Good examples of self review are evident in areas of school operation. The challenge for senior managers now is to strengthen the culture of critical reflection and evaluation. Reports to the board should become more goal-oriented and improvement focused. A timetable for reporting and policy review could guide a more structured approach to self review.

Trustees are now eager to develop more systematic and sustainable approaches to governance. They could identify strategic goals that would give shape to the school’s annual planning and goal-setting processes.

Provision for international students

Pinehill School is a signatory to the Code of Practice for the Pastoral Care of International Students (the Code) established under section 238F of the Education Act 1989. At the time of this review there were 12 international students attending the school.
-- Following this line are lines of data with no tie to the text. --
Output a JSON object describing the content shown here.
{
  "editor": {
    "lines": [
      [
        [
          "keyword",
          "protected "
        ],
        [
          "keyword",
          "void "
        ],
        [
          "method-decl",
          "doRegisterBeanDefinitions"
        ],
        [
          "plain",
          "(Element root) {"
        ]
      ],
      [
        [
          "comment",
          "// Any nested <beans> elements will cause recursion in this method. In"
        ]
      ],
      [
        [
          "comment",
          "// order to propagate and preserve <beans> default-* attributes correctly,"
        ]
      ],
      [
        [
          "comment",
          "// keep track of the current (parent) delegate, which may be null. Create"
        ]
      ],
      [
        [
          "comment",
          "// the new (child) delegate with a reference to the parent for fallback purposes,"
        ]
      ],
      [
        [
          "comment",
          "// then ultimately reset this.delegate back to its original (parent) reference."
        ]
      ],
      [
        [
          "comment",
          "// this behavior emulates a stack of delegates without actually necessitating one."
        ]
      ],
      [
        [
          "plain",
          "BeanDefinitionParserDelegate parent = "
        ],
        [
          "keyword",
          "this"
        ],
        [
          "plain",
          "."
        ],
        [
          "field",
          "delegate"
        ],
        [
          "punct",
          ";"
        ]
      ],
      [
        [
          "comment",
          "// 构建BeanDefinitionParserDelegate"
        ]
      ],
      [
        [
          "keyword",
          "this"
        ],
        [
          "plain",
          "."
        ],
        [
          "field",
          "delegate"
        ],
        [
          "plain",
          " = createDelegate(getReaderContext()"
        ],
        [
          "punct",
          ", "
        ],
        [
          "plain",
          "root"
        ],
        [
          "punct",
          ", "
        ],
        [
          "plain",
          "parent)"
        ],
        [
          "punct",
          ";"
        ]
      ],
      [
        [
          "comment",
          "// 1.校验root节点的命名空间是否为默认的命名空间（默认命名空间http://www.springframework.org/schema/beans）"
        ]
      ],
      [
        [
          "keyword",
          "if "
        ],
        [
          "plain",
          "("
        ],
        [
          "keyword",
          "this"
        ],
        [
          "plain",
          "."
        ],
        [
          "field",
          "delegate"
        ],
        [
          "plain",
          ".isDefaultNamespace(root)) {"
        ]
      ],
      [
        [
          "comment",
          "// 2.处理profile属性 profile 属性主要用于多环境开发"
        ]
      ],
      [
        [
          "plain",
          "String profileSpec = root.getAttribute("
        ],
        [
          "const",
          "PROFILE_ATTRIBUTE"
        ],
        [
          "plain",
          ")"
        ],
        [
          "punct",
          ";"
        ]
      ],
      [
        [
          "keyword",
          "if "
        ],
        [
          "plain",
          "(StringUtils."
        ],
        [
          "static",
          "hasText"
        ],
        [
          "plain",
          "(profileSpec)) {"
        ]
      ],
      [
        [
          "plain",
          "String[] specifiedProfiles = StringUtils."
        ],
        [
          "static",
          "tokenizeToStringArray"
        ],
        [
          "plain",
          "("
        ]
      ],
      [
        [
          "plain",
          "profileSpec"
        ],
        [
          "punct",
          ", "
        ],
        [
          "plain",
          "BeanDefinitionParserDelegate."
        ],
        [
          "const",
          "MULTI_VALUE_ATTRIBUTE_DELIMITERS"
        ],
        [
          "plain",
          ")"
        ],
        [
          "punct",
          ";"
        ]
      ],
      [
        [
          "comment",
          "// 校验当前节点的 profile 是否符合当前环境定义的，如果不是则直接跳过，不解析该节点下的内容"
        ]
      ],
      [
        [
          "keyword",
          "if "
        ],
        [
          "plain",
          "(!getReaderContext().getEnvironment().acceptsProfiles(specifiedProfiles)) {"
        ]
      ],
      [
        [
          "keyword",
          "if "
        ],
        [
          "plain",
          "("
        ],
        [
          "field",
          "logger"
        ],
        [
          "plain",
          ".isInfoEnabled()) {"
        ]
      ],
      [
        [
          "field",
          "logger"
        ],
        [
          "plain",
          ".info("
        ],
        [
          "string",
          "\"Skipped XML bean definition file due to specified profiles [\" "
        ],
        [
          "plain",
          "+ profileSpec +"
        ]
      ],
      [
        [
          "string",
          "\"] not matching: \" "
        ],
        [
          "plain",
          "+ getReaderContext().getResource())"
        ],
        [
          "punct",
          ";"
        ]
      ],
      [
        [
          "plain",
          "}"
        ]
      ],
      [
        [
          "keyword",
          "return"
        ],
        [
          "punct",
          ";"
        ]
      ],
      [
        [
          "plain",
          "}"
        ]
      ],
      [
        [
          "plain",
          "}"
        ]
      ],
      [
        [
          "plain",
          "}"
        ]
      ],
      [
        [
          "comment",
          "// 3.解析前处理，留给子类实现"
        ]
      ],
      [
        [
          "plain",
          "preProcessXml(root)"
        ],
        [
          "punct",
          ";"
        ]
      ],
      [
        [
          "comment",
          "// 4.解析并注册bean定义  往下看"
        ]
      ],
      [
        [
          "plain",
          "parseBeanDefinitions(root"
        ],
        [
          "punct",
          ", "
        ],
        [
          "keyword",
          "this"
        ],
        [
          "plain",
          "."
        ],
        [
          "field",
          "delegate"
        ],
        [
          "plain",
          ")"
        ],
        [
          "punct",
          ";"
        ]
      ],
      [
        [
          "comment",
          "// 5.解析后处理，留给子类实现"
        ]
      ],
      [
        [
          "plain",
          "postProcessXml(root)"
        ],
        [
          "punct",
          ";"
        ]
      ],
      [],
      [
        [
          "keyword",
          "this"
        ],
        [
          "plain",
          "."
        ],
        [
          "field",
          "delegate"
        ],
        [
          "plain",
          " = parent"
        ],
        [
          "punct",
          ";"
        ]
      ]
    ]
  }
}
The school has attested that it complies with all aspects of the Code. ERO’s investigations confirmed that the school’s self-review process for international students is thorough.

The school responds well to the interests and needs of international students. Services for international students are well integrated with English language teaching programmes. It would be of interest to the board, the signatory to the Code, to receive an annual report on outcomes for international students.

Board assurance on legal requirements

Before the review, the board of trustees and principal of the school completed the ERO Board Assurance Statement and Self-Audit Checklists. In these documents they attested that they had taken all reasonable steps to meet their legislative obligations related to:

  • board administration
  • curriculum
  • management of health, safety and welfare
  • personnel management
  • financial management
  • asset management.

During the review, ERO checked the following items because they have a potentially high impact on student achievement:

  • emotional safety of students (including prevention of bullying and sexual harassment)
  • physical safety of students
  • teacher registration
  • processes for appointing staff
  • stand-downs, suspensions, expulsions and exclusions
  • attendance.

When is ERO likely to review the school again?

ERO is likely to carry out the next review in three years.

Dale Bailey

National Manager Review Services

Northern Region

28 June 2013

About the School

Location

Browns Bay, Auckland

Ministry of Education profile number

6932

School type

Contributing (Years 1 to 6)

School roll

471

Number of international students

12

Gender composition

Boys 51%

Girls 49%

Ethnic composition

NZ European/Pākehā

Māori

Chinese

Korean

Indian

Pacific

Other Asian

Other European

26%

3%

24%

12%

5%

1%

21%

8%

Review team on site

May 2013

Date of this report

28 June 2013

Most recent ERO report(s)

Education Review

Education Review

Education Review

May 2010

December 2006

July 2003